■ **WORK REQUIRED**: After reading the lines below, count those that contain "stats" and give the count alone.

Start of DATASET EXCERPTS

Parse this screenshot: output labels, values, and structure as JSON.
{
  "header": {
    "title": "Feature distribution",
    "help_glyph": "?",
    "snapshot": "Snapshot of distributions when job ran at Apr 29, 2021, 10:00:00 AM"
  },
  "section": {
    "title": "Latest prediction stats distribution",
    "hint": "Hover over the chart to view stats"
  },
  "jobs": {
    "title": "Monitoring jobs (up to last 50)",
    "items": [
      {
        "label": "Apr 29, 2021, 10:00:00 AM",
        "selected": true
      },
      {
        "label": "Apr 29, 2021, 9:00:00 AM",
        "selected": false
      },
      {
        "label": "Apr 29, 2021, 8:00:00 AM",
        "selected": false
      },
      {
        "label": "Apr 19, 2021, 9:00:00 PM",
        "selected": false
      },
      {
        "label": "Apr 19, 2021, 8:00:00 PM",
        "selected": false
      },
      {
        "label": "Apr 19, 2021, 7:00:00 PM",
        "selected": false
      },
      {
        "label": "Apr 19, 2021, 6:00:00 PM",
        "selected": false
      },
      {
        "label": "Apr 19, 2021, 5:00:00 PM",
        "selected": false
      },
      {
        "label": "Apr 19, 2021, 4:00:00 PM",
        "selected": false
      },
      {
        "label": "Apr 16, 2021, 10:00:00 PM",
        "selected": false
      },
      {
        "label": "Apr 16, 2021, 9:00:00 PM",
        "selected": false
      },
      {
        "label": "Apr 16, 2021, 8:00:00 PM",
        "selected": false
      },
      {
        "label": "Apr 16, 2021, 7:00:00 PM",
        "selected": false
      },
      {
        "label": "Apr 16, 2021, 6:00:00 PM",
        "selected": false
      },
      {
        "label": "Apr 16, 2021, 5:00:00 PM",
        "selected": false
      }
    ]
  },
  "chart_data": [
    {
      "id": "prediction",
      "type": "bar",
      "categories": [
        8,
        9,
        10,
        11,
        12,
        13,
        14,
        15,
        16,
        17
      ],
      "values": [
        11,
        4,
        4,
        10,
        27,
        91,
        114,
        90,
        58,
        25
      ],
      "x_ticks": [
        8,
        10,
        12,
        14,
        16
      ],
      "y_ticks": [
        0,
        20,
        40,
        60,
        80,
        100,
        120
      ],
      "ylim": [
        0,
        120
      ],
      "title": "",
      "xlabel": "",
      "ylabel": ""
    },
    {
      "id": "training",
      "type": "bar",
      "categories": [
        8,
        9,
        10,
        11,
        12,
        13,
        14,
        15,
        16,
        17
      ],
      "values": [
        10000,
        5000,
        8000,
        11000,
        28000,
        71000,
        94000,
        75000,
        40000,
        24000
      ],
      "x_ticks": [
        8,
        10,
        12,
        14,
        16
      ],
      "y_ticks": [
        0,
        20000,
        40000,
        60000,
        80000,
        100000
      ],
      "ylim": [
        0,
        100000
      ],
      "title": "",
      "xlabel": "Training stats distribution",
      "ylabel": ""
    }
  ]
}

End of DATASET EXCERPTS

■ **ANSWER SPACE**: 3